Section 5 allows any person (does not have to be army officer) carrying out searches under the law to break open any safe, cupboard, drawer etc. So here the threshold is even lower, there is no requirement to be actually a member of the armed forces. It suffices that any civilian who might be involved is allowed the right to carry on with impunity.
Section 7 provides immunity from prosecution for any person acting under the law. Basically, this means, that any action which the armed forces would like not to have enquired can be subsumed under this law and would therefore not be entertained in a court of law. In short, it provides for total immunity.
While the Supreme Court has criticized the use of the AFSPA in several decisions, and has explicitly called it “bad law”, there seems to be no political move or will towards removing this law from the books.
The J.S. Verma Committee (2012) and the Justice Jeevan Reddy Committee (2005) have found the law arbitrary and have recommended its repeal. Irom Sharmila’s 5,574 days of fasting against the AFSPA in Manipur points to the utter impunity that the law entails with regards to violence against women. This was also pointed out by the Justice Verma Committee; that there are higher chances of women getting harassed and raped at the hands of Armed Forces in the disturbed areas.
How do we go forward?
I would like to reiterate a point that I made in an earlier part of this series, namely, that the Indian Armed Forces have always been subject to civilian authority. This piece of legislation removes them from the purview of the rule of law. Not only for the sake of upholding the constitutional values, democracy and freedoms, but also for the sake of the political balance of powers, it is absolutely necessary to remove this extremely disturbing piece of legislation.
The proportionality test in constitutional law requires, a measure to 1) be sanctioned by law; 2) be necessary in a democratic society for a legitimate aim; 3) the extent of such interference to be proportionate to the need for such interference; 4) have procedural guarantees against abuse of such interference. Measures under the AFSPA do fulfil the first requirement, namely that these are sanctioned by law, but fail with respect to the rest of the requirements.
Power corrupts and absolute powers corrupts absolutely. As history has shown, the powers conferred upon by the AFSPA have always been used in a manner that goes against the fundamental idea of accountability. The number of human rights violations in Kashmir by the armed forces have been discussed in the earlier posts, and it must be emphasised that if such immunity did not exist, a large number of these violations would not have taken place. Anyone arguing that this is an emergency legislation should realise that emergencies exist for short periods of time, with such a legislation, any emergency can last as long as the government wants. There is at least one whole generation in Kashmir that has lived their whole life under emergency.

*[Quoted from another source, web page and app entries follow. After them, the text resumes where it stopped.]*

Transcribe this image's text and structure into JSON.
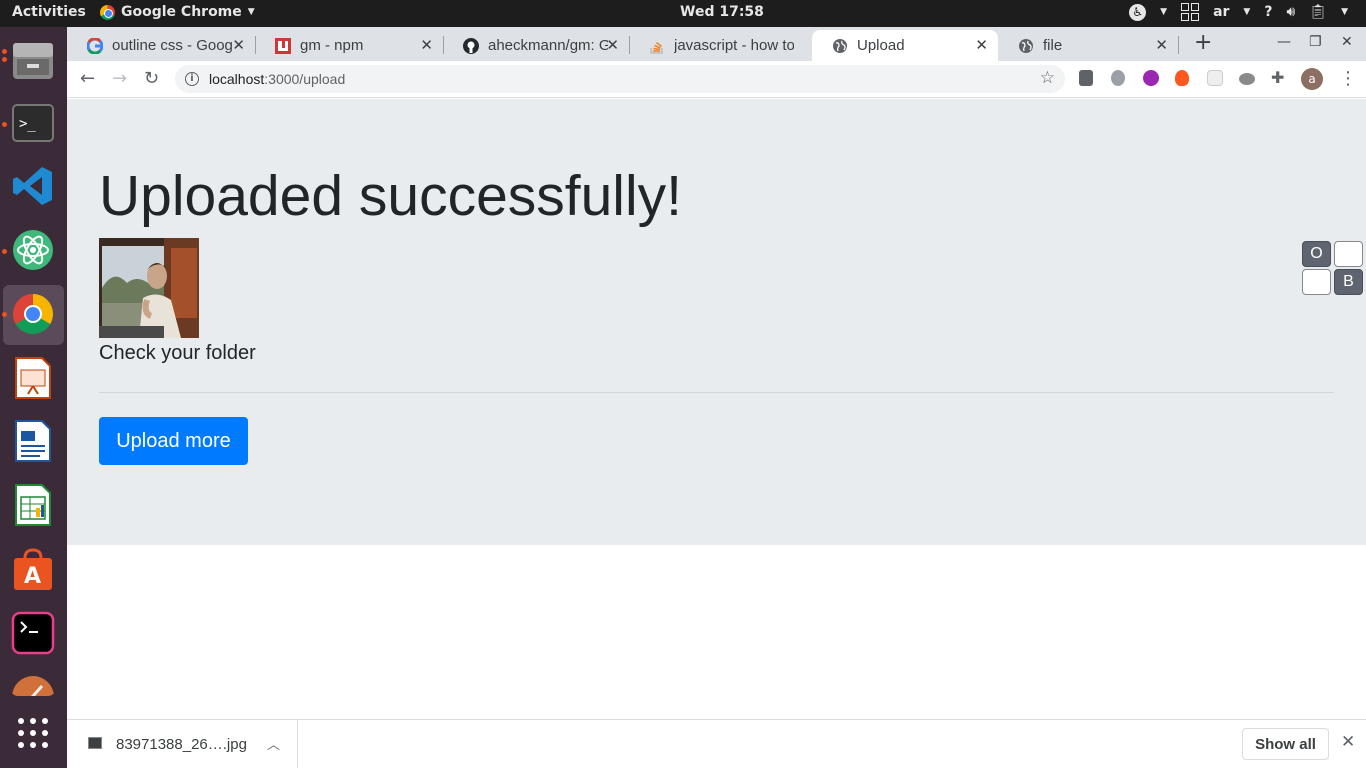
{
  "topbar": {
    "activities": "Activities",
    "app_name": "Google Chrome",
    "clock": "Wed 17:58",
    "keyboard_layout": "ar",
    "help": "?"
  },
  "dock": {
    "items": [
      "files-icon",
      "terminal-icon",
      "vscode-icon",
      "atom-icon",
      "chrome-icon",
      "impress-icon",
      "writer-icon",
      "calc-icon",
      "software-center-icon",
      "hyper-terminal-icon",
      "inkscape-icon",
      "show-apps-icon"
    ]
  },
  "tabs": [
    {
      "title": "outline css - Goog",
      "favicon": "google-icon"
    },
    {
      "title": "gm - npm",
      "favicon": "npm-icon"
    },
    {
      "title": "aheckmann/gm: G",
      "favicon": "github-icon"
    },
    {
      "title": "javascript - how to",
      "favicon": "stackoverflow-icon"
    },
    {
      "title": "Upload",
      "favicon": "globe-icon",
      "active": true
    },
    {
      "title": "file",
      "favicon": "globe-icon"
    }
  ],
  "omnibox": {
    "host": "localhost",
    "path": ":3000/upload"
  },
  "page": {
    "heading": "Uploaded successfully!",
    "subtext": "Check your folder",
    "button": "Upload more",
    "widget": {
      "o": "O",
      "b": "B"
    }
  },
  "download_bar": {
    "filename": "83971388_26….jpg",
    "show_all": "Show all"
  },
  "colors": {
    "primary_button": "#007bff",
    "jumbotron": "#e9ecef",
    "dock": "#3b2a37",
    "topbar": "#1d1d1d"
  }
}
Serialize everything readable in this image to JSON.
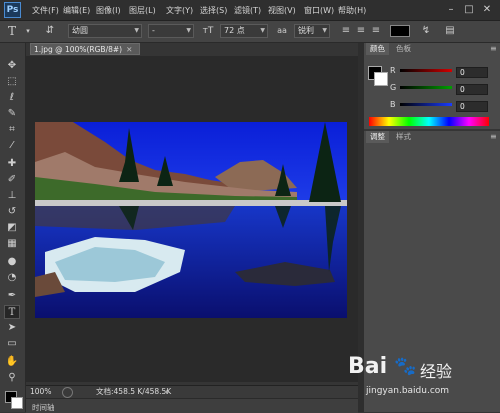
{
  "menubar": {
    "logo": "Ps",
    "items": [
      "文件(F)",
      "编辑(E)",
      "图像(I)",
      "图层(L)",
      "文字(Y)",
      "选择(S)",
      "滤镜(T)",
      "视图(V)",
      "窗口(W)",
      "帮助(H)"
    ],
    "window_controls": [
      "–",
      "□",
      "✕"
    ]
  },
  "options_bar": {
    "tool_glyph": "T",
    "font_family": "幼圆",
    "font_style": "-",
    "font_size": "72 点",
    "antialias": "锐利"
  },
  "document": {
    "tab_title": "1.jpg @ 100%(RGB/8#)",
    "zoom": "100%",
    "file_info": "文档:458.5 K/458.5K"
  },
  "color_panel": {
    "tabs": [
      "颜色",
      "色板"
    ],
    "channels": [
      {
        "label": "R",
        "value": "0",
        "color": "#d40000"
      },
      {
        "label": "G",
        "value": "0",
        "color": "#00a000"
      },
      {
        "label": "B",
        "value": "0",
        "color": "#1a3cff"
      }
    ]
  },
  "adjustments_panel": {
    "tabs": [
      "调整",
      "样式"
    ]
  },
  "bottom_panel": {
    "label": "时间轴"
  },
  "watermark": {
    "brand": "Bai",
    "brand_suffix": "经验",
    "url": "jingyan.baidu.com"
  },
  "tools": [
    "move-tool",
    "marquee-tool",
    "lasso-tool",
    "quick-select-tool",
    "crop-tool",
    "eyedropper-tool",
    "healing-brush-tool",
    "brush-tool",
    "clone-stamp-tool",
    "history-brush-tool",
    "eraser-tool",
    "gradient-tool",
    "blur-tool",
    "dodge-tool",
    "pen-tool",
    "type-tool",
    "path-select-tool",
    "shape-tool",
    "hand-tool",
    "zoom-tool"
  ]
}
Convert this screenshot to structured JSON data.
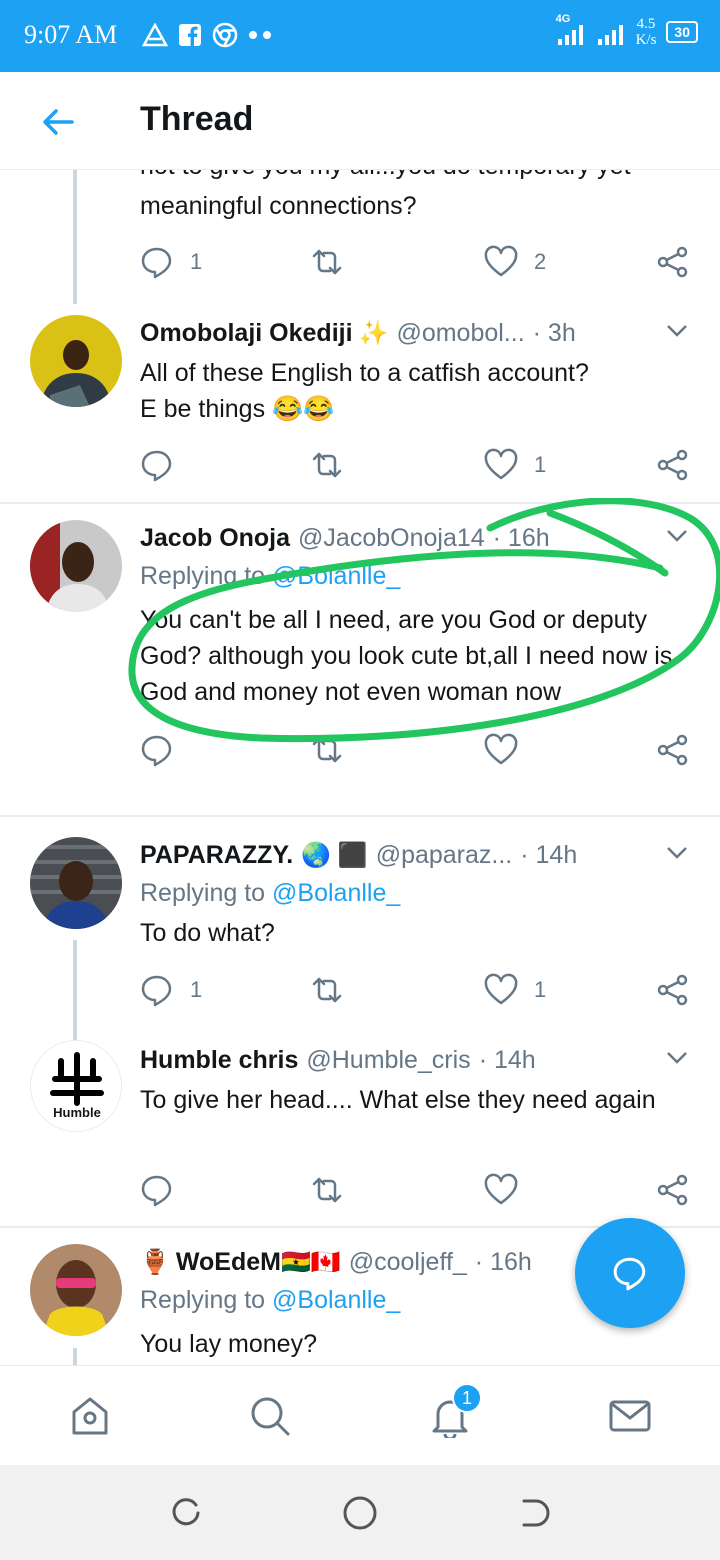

It is upon the Government of India, its parliament and its courts to repeal the law or declare it unconstitutional and therefore null and void.
 Markovits Claude, India from 1900 to 1947, Online Encyclopedia of Mass Violence, [online], published on: 6 November, 2007, accessed 11/12/2019, http://bo-k2s.sciences-po.fr/mass-violence-war-massacre-resistance/en/document/india-1900-1947, ISSN 1961-9898
 The Armed Forces Special Powers Act, (AFSPA) 1958 was the first enactment of the colonial legislation in its present avatar.
 Before the enactment of the AFSP (Kashmir) Act, there was an Ordinance in place for a while.